I will remember Mobile as a busy time of working on the boat and a good reunion with La Ti Da. It was good to be able to share experiences with them. And now that their trip is done they will be missed on the water. Robin has started a job at Springhill College in Mobile and Cindy may be returning to the northwest to tend to some family business. We wish them well, they were good people to travel with and will be missed. I got a lot done on the boat, replacing hoses and doing engine room stuff once again. Everything seems to be working now.

We had planned to leave on Wednesday the 20th but weather delayed our departure. Tom still had Debbie's rental car and we toured the area and even saw an Imax movie. On Thursday morning with small craft warnings flying we motored out the Dog River and into Mobile Bay and a following chop. Four hours later we entered the Intracostal Waterway and out of the wind. We found an anchorage in Ingram Bayou and it was great to be back on the hook once again. Yesterday we arrived here in Pensacola at the Palafox Pier Yacht Harbor. Pensacola seems to be a town going through a revival of sorts. There are good art galleries here and a fine art museum. As we approached there were Navy jets flying overhead and porpoises swimming in our bow wake.

Life is good aboard Vera Segunda.

"In due course we arrive, if it can be said that we ever fully arrive. The truth is that there are destination beyond destinations, and so the confirmed sailor goes on tacking forever."
Richard Bode

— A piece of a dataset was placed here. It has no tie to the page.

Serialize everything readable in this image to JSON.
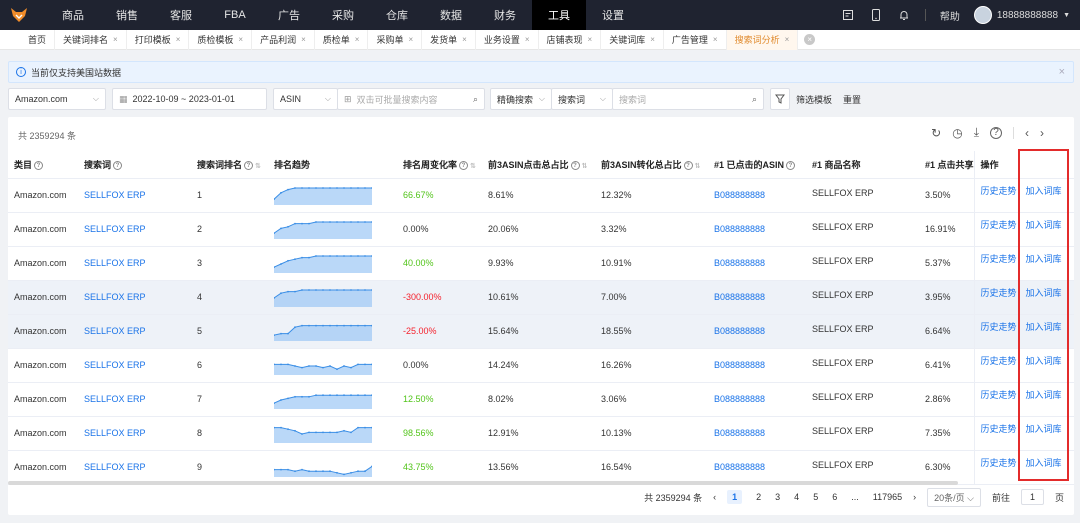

Bridges Passed Under/Through 485
Locks 69
Miles Traveled 3417
Average speed 7 mph
16 States
2 Countries
145 Days